Industry experts can claim that the latest trend is critical for 3PLs and “now is the time to invest in the future”. Has any customer or prospect asked about this trend? What was her answer when you asked her about the trend? If customers don’t see the value and aren’t willing to pay for the service, a 3PL would be foolish to subsidize the cost.
Providing business intelligence to customers
The systems of a 3PL contain important data for customers. A good 3PL helps turn data into actionable information that customers can use to transform their business. BI&A tools don’t have to be expensive. Research what’s best for your business and your customers. Many customers these days expect BI&A tools to be desk poles, but there’s no reason to overspend on the solution.
Listen to employees for continuous improvement
Employees working on the front lines have valuable insights into what works and what doesn’t. Leverage daily standup meetings combined with regularly scheduled continuous improvement workshops to gain valuable insights from those doing the work. Continuous improvement drives waste out of operations to improve the bottom line.
A structured cycle count program that addresses discrepancies as they are discovered improves inventory accuracy. Improved accuracy, in turn, reduces claims paid to customers. Prevent claims, improve the bottom line.
Measure and manage compliance KPIs
Focusing on increasing outbound orders is wasted if the orders picked are inaccurate. Compliance accuracy must be monitored, otherwise damage costs will affect the bottom line.
Network with like-minded people
Industry associations are a great way to keep up to date with what peers and competitors are doing. Involving peers and competitors is likely to provide a wealth of information.
Offer service customization
Many 3PLs will argue that customization increases costs and should therefore be avoided. It increases the cost. Be flexible when dealing with customers, adapt solutions and charge accordingly. Ensuring that fees are fair and correct prevents the 3PL from sacrificing the bottom line.
The best way for 3PLs to stay ahead of the competition without sacrificing the bottom line is to focus on the basics. Let your competitors distract you and lose focus on the essentials. Successful organizations focus on the details every day. Not focusing on the basics will result in expensive lessons.

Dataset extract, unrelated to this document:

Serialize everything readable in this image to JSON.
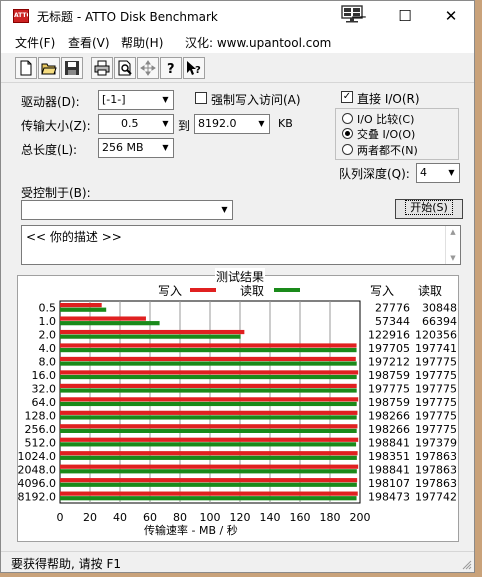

Adam Zaranski, Director of Sales & Marketing at Boxzooka Fulfillment & Global Ecommerce, has over 25 years of sales and operations management experience in e-commerce fulfillment, logistics and supply chain. Before joining Boxzooka, he held various sales and operations management positions at companies such as Ryder Supply Chain Solutions, Kane Logistics, Airborne Express, Select Express & Logistics, Unilever HPC and The Home Depot. He has a BS in Logistics and Transportation from the University of Maryland and an MBA from Fairleigh Dickinson University.